Lansing — Michigan Gov. Rick Snyder on Wednesday signed legislation letting political candidates raise unlimited money for super political action committees just a day after the Legislature approved the controversial plan.
With Snyder’s blessing, political candidates can now raise unlimited money for super PACs that could then pour unlimited amounts of money back into committees that a candidate creates or that support the candidate.
Snyder, a Republican, and other GOP supporters say the new law squares Michigan with a 2010 U.S. Supreme Court’s decision.
“The Supreme Court of the United States ruled on this issue more than seven years ago, and still there has been confusion about how this decision affects Michigan law,” Snyder said in a statement. “Under the bills signed into law today, the Department of State finally has clear statutory authority to regulate independent expenditure committees, to mandate registration and reporting of contributions and expenditures, and to investigate and punish entities violating those regulations.”
But critics have slammed the measure as “Citizen’s United on Steroids” in reference to the Citizens United v. FEC ruling that let corporations and unions raise unlimited amounts of cash as an exercise of free speech.
The state rule goes beyond the Federal Election Commission cap that limits federal candidates to raising $5,000 for a super PAC, critics say.
Snyder’s office said the new law provides clarity on filing and regulating campaign contributions and includes violations for late filings. His office said it also increases transparency by requiring “accurate and appropriate reporting of both contributions and expenditures.”
Opponents said it would severely reduce people’s ability to track from where political spending ultimately comes if super PACs spend more money on indirect issue advocacy, for which strict disclosure requirements do not apply.
With Snyder’s signature, new “independent expenditure committees” will be created under state law that would have no limits on what they raise or spend in elections. The super PACs could not coordinate directly with campaigns but they could share attorneys, consultants and vendors with candidates they support.
The two-bill package passed the House on Tuesday 62-45, with all Democrats and one Republican voting against the plan.
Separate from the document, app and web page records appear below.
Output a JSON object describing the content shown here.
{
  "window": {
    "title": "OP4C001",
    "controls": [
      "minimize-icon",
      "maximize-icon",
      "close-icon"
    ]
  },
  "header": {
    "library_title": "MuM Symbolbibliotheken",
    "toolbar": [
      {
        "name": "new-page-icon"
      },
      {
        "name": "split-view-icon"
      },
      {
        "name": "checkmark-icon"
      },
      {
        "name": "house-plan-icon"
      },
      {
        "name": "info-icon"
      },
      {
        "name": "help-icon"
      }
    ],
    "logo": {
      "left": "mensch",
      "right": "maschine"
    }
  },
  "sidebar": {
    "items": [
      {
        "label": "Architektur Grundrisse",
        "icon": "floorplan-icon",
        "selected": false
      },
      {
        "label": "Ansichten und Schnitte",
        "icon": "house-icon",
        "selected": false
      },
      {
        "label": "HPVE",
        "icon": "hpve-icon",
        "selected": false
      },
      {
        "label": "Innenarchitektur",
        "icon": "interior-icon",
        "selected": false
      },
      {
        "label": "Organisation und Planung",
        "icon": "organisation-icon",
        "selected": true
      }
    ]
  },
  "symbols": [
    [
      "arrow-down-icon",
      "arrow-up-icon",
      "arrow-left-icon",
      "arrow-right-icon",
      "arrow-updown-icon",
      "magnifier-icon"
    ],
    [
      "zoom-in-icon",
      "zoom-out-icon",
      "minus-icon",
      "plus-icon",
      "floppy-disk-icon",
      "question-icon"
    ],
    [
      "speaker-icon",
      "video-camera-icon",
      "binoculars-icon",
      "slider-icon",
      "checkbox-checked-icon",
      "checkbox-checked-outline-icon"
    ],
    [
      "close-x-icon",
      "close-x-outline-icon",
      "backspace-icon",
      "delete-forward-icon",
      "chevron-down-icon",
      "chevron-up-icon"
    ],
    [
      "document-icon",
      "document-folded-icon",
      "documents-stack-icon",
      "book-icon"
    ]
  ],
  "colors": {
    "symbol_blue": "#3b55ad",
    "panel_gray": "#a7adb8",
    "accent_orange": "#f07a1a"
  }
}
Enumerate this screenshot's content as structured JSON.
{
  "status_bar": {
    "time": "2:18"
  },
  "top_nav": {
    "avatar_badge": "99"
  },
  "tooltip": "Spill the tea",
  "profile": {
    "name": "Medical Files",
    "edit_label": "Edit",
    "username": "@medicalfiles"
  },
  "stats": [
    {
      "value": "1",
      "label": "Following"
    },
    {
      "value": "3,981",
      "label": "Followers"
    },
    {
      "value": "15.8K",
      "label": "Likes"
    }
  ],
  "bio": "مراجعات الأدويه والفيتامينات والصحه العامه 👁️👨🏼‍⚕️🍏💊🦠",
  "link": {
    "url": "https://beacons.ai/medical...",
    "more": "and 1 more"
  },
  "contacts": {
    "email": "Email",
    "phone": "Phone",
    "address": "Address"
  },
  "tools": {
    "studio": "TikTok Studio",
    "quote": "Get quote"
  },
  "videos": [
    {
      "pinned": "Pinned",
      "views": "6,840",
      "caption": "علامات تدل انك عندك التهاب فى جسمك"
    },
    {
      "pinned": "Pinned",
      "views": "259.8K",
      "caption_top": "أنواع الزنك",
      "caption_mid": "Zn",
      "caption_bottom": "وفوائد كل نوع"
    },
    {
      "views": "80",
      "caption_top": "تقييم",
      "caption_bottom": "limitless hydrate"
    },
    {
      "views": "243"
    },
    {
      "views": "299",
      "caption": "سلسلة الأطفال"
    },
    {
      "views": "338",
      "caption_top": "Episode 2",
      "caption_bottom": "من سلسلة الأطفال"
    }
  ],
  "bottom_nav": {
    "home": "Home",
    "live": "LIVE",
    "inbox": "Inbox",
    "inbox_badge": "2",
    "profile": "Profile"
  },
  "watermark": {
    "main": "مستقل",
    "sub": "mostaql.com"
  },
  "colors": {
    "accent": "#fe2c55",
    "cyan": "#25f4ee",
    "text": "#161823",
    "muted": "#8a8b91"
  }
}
Rep. Martin Howrylak of Troy was the sole GOP no vote.
The legislation passed the Senate in a 23-12 vote last week. Republican Sens. Margaret O’Brien of Portage and Tory Rocca of Sterling Heights joined all 10 Democrats in voting against the bills.